click to enlarge French foie gras taco by Sidney Degaine at Cafe Azur. - PHOTO BY MAI PHAM
French foie gras taco by Sidney Degaine at Cafe Azur.
Photo by Mai Pham
7. French foie gras taco at Café Azur
Yes, the bouillabaisse is excellent at the charming new Café Azur in Montrose and so is the octopus, but the thing that gave me that kind of close-your-eyes-it’s-so-good-moment was when chef Sidney Degaine turned me on to his Texas-meets-French creation of a taco filled with shredded duck confit, chunks of just-seared foie gras, sautéed duxelles and apricot chutney.  
click to enlarge Butter poached Alaskan king crab and summer squash by Lance Gillum of Uchi Houston. - PHOTO BY MAI PHAM
Butter poached Alaskan king crab and summer squash by Lance Gillum of Uchi Houston.
Photo by Mai Pham
6. Butter poached lobster and squash at Uchi
With Uchi’s expansion into multiple markets, one of the things it had to learn to do was to adapt itself to each of the local scenes that it was serving. In Houston, that’s what chef Tyson Cole did in 2016 with the introduction of some localized changes to the core menu and the introduction of a new chef de cuisine, Lance Gillum. One of Gillum’s first dishes? An unforgettable Alaskan king crab creation wherein the crab had been poached in crab butter to yield lusciously plump morsels of deliciousness. Crisp bites of perfectly cooked summer squash, and a light dressing of Lindera Farm wildflower vinegar, made for a beautifully composed dish.

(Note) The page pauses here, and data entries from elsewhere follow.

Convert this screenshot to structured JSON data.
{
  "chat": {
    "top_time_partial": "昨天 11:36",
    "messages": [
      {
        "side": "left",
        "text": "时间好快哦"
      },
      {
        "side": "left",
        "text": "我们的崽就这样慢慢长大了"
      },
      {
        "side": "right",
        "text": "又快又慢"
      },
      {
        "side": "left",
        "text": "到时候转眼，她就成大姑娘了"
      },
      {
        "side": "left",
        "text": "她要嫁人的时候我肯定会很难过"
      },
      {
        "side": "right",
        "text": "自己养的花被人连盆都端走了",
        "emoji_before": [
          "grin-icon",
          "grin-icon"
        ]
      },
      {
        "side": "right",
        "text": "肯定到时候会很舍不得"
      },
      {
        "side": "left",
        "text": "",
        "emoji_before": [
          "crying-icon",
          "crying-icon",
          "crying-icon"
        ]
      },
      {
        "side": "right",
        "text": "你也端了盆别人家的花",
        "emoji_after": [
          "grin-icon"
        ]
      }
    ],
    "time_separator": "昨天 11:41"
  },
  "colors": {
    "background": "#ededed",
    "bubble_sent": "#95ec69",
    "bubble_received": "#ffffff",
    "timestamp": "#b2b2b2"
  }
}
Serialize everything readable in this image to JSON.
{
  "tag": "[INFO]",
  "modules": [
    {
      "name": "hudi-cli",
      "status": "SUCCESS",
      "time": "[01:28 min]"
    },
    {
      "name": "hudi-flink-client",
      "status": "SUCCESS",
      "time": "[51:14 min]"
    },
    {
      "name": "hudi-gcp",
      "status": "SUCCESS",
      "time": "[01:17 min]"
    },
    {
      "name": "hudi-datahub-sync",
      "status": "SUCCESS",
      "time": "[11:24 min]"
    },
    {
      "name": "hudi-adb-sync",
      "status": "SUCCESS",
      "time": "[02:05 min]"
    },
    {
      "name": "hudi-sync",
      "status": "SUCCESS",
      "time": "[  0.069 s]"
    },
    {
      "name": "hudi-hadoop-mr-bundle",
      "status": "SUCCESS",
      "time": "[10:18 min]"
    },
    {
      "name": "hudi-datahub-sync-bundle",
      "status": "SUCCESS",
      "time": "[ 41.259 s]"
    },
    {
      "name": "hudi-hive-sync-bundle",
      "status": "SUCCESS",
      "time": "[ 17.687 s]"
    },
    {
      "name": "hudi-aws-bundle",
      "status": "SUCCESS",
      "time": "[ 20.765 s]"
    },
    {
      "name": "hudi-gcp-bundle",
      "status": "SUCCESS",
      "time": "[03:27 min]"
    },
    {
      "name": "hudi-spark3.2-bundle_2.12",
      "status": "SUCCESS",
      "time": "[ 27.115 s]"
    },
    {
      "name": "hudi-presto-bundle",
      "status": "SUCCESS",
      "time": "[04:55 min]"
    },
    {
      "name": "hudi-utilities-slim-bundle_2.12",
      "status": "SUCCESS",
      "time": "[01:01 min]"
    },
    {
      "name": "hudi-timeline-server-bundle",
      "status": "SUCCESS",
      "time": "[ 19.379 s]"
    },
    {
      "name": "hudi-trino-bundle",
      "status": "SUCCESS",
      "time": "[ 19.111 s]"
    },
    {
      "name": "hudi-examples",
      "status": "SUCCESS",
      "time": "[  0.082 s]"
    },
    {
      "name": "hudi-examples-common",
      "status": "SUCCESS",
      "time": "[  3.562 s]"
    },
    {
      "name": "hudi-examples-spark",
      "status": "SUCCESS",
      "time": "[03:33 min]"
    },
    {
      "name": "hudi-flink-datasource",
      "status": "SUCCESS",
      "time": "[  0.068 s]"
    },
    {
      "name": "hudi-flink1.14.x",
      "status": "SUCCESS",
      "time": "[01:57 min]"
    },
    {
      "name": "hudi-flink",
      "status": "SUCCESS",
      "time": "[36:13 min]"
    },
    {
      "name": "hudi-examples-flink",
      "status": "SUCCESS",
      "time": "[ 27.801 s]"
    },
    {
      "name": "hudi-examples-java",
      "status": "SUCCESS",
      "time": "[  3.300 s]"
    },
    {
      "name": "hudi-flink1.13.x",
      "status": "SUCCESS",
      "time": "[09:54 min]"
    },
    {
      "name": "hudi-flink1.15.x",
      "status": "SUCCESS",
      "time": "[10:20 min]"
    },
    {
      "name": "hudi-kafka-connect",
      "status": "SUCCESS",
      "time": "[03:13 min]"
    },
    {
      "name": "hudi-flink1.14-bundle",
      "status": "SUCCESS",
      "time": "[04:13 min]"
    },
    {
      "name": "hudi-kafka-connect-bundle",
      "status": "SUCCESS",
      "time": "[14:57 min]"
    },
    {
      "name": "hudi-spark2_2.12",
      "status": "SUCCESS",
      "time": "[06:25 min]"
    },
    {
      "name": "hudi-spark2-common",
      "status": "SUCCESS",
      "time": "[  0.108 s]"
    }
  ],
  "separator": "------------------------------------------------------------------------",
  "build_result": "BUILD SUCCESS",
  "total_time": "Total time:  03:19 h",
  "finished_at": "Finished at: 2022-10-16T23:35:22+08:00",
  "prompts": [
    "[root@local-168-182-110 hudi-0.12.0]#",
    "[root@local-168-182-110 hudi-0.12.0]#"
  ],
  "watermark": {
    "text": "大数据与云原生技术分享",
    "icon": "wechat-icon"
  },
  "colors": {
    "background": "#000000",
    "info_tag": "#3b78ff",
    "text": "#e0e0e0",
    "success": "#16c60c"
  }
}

KEEP THE HOUSTON PRESS FREE... Since we started the Houston Press, it has been defined as the free, independent voice of Houston, and we'd like to keep it that way. With local media under siege, it's more important than ever for us to rally support behind funding our local journalism. You can help by participating in our "I Support" program, allowing us to keep offering readers access to our incisive coverage of local news, food and culture with no paywalls.
Mai Pham is a contributing freelance food writer and food critic for the Houston Press whose adventurous palate has taken her from Argentina to Thailand and everywhere in between -- Peru, Spain, Hong Kong and more -- in pursuit of the most memorable bite. Her work appears in numerous outlets at the local, state and national level, where she is also a luxury travel correspondent for Forbes Travel Guide.
Contact: Mai Pham